** Opening EXTRACTED ENTRIES block **

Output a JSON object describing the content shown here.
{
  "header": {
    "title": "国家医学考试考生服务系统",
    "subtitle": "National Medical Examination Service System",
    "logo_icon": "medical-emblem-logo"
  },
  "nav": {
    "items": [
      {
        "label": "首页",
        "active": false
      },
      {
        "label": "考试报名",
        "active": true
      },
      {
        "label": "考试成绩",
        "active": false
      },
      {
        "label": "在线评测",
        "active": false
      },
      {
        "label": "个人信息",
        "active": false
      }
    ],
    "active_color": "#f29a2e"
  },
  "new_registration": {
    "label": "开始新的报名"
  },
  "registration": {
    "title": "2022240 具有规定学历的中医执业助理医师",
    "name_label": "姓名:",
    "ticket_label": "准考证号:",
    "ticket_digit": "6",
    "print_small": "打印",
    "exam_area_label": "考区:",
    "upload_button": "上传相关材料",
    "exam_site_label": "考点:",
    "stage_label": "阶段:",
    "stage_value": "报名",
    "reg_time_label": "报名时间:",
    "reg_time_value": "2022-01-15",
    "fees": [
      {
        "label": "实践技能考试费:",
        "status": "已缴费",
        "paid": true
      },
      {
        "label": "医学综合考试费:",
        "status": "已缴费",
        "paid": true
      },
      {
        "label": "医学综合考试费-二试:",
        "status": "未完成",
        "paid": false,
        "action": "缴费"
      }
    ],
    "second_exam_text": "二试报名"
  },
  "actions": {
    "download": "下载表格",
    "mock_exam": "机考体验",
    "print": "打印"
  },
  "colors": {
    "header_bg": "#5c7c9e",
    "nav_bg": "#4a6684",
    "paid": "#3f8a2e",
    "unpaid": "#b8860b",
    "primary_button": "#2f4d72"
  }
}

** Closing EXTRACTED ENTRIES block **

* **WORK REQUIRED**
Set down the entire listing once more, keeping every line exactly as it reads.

* **ANSWER FOR THE TASK**
Output a JSON object describing the content shown here.
{
  "header": {
    "title": "国家医学考试考生服务系统",
    "subtitle": "National Medical Examination Service System",
    "logo_icon": "medical-emblem-logo"
  },
  "nav": {
    "items": [
      {
        "label": "首页",
        "active": false
      },
      {
        "label": "考试报名",
        "active": true
      },
      {
        "label": "考试成绩",
        "active": false
      },
      {
        "label": "在线评测",
        "active": false
      },
      {
        "label": "个人信息",
        "active": false
      }
    ],
    "active_color": "#f29a2e"
  },
  "new_registration": {
    "label": "开始新的报名"
  },
  "registration": {
    "title": "2022240 具有规定学历的中医执业助理医师",
    "name_label": "姓名:",
    "ticket_label": "准考证号:",
    "ticket_digit": "6",
    "print_small": "打印",
    "exam_area_label": "考区:",
    "upload_button": "上传相关材料",
    "exam_site_label": "考点:",
    "stage_label": "阶段:",
    "stage_value": "报名",
    "reg_time_label": "报名时间:",
    "reg_time_value": "2022-01-15",
    "fees": [
      {
        "label": "实践技能考试费:",
        "status": "已缴费",
        "paid": true
      },
      {
        "label": "医学综合考试费:",
        "status": "已缴费",
        "paid": true
      },
      {
        "label": "医学综合考试费-二试:",
        "status": "未完成",
        "paid": false,
        "action": "缴费"
      }
    ],
    "second_exam_text": "二试报名"
  },
  "actions": {
    "download": "下载表格",
    "mock_exam": "机考体验",
    "print": "打印"
  },
  "colors": {
    "header_bg": "#5c7c9e",
    "nav_bg": "#4a6684",
    "paid": "#3f8a2e",
    "unpaid": "#b8860b",
    "primary_button": "#2f4d72"
  }
}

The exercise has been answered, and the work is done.